## [What to work on]
Reproduce the records below; each should match the original exactly.
#### Supplied records
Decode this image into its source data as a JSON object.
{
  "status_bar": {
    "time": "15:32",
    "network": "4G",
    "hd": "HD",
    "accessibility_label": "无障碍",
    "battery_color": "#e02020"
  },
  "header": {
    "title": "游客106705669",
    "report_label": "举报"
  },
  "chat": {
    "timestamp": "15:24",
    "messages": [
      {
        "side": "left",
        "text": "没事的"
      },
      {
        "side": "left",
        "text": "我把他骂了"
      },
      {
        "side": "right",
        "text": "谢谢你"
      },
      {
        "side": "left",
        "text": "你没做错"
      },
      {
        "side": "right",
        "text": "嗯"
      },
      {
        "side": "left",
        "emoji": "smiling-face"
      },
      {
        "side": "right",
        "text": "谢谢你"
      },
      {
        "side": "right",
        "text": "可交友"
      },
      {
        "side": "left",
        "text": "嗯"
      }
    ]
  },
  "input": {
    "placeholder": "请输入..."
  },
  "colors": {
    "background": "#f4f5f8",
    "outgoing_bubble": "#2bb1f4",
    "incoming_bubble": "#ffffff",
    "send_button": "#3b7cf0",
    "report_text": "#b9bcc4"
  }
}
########
## [Expected output]
Decode this image into its source data as a JSON object.
{
  "status_bar": {
    "time": "15:32",
    "network": "4G",
    "hd": "HD",
    "accessibility_label": "无障碍",
    "battery_color": "#e02020"
  },
  "header": {
    "title": "游客106705669",
    "report_label": "举报"
  },
  "chat": {
    "timestamp": "15:24",
    "messages": [
      {
        "side": "left",
        "text": "没事的"
      },
      {
        "side": "left",
        "text": "我把他骂了"
      },
      {
        "side": "right",
        "text": "谢谢你"
      },
      {
        "side": "left",
        "text": "你没做错"
      },
      {
        "side": "right",
        "text": "嗯"
      },
      {
        "side": "left",
        "emoji": "smiling-face"
      },
      {
        "side": "right",
        "text": "谢谢你"
      },
      {
        "side": "right",
        "text": "可交友"
      },
      {
        "side": "left",
        "text": "嗯"
      }
    ]
  },
  "input": {
    "placeholder": "请输入..."
  },
  "colors": {
    "background": "#f4f5f8",
    "outgoing_bubble": "#2bb1f4",
    "incoming_bubble": "#ffffff",
    "send_button": "#3b7cf0",
    "report_text": "#b9bcc4"
  }
}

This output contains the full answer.